> **TASK INPUTS**:
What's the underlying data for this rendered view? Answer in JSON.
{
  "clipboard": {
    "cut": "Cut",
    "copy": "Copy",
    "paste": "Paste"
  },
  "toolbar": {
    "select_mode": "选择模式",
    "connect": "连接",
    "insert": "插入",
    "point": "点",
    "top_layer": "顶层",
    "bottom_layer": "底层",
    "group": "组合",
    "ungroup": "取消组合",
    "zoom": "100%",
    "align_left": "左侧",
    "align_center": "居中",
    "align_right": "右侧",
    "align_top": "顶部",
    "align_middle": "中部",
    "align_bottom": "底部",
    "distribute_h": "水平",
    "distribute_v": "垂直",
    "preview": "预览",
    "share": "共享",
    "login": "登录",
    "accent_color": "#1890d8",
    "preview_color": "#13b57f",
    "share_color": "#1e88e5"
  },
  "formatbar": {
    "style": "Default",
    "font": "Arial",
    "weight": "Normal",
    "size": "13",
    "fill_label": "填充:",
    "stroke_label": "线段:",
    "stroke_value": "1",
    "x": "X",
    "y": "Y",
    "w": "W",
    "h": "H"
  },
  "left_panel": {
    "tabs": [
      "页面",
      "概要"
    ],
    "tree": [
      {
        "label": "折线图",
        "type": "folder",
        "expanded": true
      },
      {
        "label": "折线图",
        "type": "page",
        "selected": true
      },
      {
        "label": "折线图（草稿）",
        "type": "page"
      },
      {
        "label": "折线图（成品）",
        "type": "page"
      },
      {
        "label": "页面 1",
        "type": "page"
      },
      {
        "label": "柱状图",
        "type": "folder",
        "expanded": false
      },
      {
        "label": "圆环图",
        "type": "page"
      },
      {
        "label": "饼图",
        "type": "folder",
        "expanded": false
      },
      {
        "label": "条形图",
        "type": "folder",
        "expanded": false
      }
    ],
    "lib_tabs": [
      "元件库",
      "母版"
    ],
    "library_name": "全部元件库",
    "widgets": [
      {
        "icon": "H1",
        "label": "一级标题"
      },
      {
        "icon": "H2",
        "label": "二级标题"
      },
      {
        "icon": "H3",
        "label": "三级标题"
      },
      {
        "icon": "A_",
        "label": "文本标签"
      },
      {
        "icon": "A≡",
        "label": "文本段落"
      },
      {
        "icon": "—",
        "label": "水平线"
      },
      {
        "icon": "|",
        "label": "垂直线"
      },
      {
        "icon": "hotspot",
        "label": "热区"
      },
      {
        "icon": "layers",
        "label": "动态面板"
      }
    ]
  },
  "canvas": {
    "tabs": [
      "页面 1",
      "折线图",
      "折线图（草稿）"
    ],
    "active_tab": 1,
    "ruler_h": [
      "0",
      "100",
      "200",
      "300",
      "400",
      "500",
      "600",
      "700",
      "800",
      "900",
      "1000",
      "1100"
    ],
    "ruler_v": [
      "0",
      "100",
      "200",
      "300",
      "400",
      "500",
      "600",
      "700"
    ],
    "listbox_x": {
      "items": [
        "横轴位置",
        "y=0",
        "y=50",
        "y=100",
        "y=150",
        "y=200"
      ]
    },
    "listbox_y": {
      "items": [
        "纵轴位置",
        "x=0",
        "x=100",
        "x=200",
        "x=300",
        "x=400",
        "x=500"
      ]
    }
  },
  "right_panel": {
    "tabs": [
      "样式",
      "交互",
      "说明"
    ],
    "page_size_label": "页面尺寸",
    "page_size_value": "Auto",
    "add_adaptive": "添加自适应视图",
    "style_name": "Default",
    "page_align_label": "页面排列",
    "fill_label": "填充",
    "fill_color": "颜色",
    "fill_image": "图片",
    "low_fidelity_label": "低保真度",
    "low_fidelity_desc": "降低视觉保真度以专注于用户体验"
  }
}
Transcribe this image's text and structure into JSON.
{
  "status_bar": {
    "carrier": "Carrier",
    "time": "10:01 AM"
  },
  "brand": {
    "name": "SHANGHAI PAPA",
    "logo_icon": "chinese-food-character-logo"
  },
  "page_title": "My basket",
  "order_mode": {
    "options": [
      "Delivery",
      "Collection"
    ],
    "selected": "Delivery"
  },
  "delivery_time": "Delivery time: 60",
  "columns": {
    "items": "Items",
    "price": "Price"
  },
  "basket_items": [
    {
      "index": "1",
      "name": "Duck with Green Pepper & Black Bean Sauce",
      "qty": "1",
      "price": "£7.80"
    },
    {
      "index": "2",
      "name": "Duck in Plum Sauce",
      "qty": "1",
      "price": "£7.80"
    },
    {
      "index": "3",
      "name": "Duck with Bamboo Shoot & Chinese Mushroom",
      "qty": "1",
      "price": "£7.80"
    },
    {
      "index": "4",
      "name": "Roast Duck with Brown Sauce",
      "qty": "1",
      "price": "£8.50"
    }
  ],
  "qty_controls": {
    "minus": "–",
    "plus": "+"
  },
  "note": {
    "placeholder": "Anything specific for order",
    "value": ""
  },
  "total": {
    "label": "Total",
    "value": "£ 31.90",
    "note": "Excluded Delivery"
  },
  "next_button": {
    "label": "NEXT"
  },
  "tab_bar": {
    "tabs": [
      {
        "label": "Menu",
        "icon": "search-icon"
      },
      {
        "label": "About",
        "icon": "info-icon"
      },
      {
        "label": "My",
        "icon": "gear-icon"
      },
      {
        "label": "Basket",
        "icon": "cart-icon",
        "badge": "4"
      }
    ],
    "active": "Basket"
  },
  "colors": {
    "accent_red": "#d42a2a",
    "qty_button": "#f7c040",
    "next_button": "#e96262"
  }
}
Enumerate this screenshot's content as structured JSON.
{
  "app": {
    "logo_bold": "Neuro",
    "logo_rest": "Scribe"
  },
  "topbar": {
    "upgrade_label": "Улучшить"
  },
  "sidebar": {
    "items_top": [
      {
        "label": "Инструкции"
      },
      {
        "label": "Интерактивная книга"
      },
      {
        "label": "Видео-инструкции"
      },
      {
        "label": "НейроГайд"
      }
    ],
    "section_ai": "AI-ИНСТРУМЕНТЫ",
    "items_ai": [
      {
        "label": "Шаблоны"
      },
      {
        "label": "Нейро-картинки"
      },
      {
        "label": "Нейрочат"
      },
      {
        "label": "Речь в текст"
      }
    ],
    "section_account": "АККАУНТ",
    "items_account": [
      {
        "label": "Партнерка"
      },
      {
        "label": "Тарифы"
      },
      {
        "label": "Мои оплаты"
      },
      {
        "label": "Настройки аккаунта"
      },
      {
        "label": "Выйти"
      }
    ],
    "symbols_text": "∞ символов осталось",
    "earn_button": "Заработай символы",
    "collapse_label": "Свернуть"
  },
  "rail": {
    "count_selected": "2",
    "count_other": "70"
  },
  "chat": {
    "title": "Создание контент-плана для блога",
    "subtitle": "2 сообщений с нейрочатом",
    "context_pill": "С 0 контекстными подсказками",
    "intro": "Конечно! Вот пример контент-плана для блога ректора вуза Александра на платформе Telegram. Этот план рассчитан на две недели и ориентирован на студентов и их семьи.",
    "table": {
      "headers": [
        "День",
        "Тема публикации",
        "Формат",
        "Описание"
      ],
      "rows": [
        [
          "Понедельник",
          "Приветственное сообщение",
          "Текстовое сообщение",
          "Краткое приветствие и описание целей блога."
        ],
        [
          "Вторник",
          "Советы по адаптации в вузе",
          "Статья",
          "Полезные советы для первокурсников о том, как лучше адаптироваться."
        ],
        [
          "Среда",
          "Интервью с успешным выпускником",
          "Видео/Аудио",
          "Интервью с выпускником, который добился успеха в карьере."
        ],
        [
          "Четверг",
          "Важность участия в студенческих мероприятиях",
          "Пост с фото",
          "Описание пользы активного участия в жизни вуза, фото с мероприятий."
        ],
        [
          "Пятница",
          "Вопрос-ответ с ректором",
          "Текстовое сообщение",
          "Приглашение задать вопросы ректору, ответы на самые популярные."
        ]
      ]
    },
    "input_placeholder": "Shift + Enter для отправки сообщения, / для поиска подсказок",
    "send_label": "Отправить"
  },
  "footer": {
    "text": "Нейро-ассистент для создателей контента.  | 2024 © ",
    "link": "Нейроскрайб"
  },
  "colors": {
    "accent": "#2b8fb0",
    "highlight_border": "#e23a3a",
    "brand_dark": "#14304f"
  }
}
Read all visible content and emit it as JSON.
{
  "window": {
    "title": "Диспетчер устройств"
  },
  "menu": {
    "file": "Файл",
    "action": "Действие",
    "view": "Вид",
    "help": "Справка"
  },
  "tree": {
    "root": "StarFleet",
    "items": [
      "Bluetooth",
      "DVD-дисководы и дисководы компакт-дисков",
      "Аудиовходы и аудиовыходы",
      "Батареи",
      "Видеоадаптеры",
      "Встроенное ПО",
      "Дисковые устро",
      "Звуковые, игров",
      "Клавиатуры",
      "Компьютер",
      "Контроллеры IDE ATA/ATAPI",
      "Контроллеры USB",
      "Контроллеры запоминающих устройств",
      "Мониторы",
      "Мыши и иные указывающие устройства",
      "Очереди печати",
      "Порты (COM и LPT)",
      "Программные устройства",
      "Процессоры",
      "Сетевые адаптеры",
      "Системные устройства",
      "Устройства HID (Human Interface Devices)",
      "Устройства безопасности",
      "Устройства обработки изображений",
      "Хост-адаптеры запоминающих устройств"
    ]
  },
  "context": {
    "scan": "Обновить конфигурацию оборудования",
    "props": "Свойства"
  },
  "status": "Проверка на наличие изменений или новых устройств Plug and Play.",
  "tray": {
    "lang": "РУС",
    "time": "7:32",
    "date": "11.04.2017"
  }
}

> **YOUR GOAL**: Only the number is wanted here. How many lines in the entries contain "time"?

> **SOLUTION BELOW**: 3